== PROBLEM REQUIREMENTS ==
Find every line below with the string "Bruder" and pick it out.

== DATA ==
□ □ □ □

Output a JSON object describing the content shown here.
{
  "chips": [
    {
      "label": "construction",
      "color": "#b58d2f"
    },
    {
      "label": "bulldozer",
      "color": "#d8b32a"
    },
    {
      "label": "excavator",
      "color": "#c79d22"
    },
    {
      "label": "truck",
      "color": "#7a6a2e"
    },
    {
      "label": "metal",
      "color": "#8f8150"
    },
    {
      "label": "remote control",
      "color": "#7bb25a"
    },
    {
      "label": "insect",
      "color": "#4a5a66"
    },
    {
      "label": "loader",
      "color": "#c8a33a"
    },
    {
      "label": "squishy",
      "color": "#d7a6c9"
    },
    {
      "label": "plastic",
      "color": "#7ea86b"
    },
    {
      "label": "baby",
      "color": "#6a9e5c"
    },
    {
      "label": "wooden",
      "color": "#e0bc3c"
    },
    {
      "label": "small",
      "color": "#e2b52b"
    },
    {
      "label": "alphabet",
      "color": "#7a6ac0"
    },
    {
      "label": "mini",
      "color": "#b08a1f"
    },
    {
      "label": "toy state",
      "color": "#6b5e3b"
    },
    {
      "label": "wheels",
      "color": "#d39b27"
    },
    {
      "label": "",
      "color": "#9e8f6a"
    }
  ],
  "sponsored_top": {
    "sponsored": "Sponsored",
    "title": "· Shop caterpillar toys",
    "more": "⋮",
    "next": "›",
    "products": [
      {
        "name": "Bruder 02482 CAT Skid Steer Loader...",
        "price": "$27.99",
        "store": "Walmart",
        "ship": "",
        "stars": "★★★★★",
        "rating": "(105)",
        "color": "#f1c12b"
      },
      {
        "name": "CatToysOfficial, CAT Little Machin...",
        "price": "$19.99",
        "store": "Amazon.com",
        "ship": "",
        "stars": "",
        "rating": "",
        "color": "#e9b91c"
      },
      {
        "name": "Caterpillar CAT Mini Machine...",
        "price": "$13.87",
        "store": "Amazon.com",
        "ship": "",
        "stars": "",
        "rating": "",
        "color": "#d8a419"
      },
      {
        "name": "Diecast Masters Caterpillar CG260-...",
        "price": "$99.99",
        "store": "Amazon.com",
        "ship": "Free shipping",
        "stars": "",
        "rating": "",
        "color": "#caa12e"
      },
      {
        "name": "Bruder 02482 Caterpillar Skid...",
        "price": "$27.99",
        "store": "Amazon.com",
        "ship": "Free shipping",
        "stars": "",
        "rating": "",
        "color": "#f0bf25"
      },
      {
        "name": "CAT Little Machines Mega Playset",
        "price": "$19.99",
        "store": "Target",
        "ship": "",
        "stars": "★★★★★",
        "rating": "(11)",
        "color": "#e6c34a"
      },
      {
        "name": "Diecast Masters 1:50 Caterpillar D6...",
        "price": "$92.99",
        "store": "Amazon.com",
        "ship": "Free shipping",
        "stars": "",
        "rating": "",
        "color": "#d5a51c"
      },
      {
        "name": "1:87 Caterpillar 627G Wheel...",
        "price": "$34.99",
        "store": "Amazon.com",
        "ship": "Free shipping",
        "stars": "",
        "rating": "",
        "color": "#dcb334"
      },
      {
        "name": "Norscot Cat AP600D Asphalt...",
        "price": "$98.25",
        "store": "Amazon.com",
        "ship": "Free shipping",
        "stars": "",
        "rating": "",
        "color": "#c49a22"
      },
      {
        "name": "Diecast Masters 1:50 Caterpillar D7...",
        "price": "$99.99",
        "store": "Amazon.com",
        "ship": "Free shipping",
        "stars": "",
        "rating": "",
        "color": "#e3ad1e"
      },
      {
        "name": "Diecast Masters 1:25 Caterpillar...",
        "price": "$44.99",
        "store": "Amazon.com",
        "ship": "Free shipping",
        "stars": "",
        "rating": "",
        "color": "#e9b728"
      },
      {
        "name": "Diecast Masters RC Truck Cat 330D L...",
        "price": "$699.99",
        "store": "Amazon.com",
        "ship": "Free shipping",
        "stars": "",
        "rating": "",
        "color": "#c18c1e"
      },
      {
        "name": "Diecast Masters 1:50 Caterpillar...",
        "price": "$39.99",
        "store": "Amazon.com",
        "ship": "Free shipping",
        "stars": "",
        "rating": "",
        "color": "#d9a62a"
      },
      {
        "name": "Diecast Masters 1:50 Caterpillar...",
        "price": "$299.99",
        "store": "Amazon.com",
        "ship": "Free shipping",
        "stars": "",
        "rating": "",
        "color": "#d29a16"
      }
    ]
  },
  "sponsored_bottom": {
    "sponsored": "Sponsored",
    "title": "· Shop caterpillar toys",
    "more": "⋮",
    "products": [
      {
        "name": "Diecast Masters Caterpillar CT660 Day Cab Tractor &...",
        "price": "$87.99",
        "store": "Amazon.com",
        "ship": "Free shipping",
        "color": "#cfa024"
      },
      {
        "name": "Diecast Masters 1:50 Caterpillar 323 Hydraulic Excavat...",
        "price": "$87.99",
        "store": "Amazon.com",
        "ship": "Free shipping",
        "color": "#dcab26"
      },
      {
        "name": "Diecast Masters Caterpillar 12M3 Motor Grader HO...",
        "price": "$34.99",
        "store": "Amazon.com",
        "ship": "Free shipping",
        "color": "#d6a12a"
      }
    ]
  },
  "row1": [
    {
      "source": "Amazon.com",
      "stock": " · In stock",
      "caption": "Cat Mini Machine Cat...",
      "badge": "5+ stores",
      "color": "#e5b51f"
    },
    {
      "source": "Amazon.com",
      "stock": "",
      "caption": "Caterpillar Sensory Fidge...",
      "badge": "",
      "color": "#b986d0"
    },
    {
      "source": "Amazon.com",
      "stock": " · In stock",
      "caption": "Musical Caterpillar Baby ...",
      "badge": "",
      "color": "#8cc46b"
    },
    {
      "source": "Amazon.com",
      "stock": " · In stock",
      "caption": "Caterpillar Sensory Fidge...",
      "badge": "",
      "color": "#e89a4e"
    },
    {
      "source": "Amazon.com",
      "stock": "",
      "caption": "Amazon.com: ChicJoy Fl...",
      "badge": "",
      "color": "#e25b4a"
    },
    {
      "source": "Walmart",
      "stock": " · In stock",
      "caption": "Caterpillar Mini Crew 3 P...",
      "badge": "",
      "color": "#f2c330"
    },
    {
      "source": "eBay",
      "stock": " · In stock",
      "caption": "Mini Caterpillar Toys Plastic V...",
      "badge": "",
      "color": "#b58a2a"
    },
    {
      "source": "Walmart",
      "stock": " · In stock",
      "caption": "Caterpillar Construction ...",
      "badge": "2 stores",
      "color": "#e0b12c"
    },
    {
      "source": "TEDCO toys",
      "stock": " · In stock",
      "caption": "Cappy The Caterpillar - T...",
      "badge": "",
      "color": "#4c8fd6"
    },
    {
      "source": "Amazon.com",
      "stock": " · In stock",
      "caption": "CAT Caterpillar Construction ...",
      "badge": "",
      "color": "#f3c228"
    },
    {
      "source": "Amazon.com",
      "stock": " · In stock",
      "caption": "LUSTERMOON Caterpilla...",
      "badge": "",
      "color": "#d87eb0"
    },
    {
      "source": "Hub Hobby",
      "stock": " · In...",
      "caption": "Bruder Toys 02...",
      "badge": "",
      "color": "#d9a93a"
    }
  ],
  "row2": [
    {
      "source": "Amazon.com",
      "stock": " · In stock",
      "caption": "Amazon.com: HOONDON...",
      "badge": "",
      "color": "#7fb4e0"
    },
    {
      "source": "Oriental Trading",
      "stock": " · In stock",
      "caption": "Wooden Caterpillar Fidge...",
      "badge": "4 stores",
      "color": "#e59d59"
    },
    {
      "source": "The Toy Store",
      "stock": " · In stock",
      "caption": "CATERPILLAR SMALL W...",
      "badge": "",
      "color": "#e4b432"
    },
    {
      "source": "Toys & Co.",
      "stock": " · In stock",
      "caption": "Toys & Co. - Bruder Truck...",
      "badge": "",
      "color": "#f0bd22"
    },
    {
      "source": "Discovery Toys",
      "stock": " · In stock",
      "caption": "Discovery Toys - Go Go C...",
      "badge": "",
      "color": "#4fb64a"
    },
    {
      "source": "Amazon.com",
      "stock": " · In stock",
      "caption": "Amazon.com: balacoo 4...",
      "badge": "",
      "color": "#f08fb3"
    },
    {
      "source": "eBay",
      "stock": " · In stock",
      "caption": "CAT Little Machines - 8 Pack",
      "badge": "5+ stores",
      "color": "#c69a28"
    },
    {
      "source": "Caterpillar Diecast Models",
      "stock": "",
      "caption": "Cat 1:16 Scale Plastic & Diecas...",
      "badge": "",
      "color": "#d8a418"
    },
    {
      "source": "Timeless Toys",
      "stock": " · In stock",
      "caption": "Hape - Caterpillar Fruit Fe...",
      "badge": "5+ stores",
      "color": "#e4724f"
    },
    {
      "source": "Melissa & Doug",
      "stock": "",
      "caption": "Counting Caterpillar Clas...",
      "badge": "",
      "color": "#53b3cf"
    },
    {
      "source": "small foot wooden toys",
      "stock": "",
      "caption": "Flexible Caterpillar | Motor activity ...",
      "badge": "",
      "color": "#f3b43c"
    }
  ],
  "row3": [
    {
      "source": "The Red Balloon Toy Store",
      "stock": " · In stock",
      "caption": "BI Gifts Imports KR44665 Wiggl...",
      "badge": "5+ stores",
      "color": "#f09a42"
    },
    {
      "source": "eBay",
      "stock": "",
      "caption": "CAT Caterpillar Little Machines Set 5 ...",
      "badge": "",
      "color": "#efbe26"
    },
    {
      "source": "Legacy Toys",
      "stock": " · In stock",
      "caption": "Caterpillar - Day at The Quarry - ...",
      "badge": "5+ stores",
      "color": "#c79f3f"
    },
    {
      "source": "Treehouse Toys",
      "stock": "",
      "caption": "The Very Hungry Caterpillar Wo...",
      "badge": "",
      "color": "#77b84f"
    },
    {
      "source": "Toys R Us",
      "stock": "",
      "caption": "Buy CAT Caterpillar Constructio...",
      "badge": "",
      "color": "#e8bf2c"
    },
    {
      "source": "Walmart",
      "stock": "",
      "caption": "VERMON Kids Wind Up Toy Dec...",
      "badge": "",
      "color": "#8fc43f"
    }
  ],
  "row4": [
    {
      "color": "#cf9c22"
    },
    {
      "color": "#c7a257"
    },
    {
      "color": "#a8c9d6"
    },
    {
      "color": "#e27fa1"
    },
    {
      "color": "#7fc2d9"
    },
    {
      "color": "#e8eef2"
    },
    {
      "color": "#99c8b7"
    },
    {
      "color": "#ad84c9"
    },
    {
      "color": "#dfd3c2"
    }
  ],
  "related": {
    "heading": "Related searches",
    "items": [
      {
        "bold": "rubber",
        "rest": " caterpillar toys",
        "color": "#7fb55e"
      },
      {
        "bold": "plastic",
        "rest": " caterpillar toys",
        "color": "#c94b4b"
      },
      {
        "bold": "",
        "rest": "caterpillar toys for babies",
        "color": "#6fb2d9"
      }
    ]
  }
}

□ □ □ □

== RESPONSE TO THIS EXERCISE ==
        "name": "Bruder 02482 CAT Skid Steer Loader...",
        "name": "Bruder 02482 Caterpillar Skid...",
      "caption": "Bruder Toys 02...",
      "caption": "Toys & Co. - Bruder Truck...",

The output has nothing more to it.